Funds are limited, but research is ongoing whenever possible and every little bit of money helps, just as every bit of research takes us closer to a cure. Every kiss sent in The Eve Appeal’s Kiss of Life Campaign means someone has thought for more than a moment about the women we’ve lost, and those we will lose until a cure is found. With mine, I blow a kiss in friendship and love to Annie and to Serena, and to all the wonderful women in the world.
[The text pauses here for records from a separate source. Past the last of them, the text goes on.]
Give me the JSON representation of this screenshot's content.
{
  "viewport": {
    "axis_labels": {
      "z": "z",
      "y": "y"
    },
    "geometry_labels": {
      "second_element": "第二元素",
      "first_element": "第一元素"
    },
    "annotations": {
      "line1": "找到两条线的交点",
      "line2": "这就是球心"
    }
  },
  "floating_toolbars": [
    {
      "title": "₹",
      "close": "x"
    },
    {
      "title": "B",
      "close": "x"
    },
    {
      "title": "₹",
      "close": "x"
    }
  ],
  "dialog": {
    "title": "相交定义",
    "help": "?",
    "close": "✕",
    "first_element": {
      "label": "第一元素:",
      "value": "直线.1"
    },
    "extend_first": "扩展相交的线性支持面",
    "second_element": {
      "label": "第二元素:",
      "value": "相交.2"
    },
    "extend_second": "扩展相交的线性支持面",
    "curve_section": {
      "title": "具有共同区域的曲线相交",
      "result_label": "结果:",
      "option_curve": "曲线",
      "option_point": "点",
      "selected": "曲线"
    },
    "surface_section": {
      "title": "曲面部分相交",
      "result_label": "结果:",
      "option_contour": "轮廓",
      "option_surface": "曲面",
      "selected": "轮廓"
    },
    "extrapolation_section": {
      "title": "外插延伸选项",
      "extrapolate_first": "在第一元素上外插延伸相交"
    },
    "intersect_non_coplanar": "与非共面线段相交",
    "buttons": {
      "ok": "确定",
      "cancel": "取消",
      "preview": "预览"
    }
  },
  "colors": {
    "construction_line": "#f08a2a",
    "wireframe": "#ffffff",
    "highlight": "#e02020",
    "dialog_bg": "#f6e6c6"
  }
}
To live without seasons might be peaceful. Perhaps Christmas could happen by choice, or to suit everyone’s diary. Maybe Birthdays could be piled into one week, choosing just one present for a birthday gathering might be easier than standing in a gift shop annually, trying to find the least unacceptable and appropriate offering. Shops themselves could leave holly up in July or display tulips in November. Weather could be random, snow in June no longer shocking, similarly January’s heatwave. This is not how it is, of course. But even as we run for cover in August, outraged by the downpour that means a hastily gathered picnic, or bask unexpectedly in February sunshine, we are comforted by the rhythm of the year. The small, almost hidden, chill of September as the days begin to shorten. The newly detected warmth in early April sun, the blanketing gloom of November’s afternoons all make sense. We’re more than comforted, we know without thinking what the seasons mean. They are part of us, in our very selves: as true as blood, as sure as bone. We mustn’t fight their sway, any more than we should fight time, instead we should float like sticks in the stream, enjoying what we cannot change, what we cannot control.
still don’t know whether to take a cardigan, though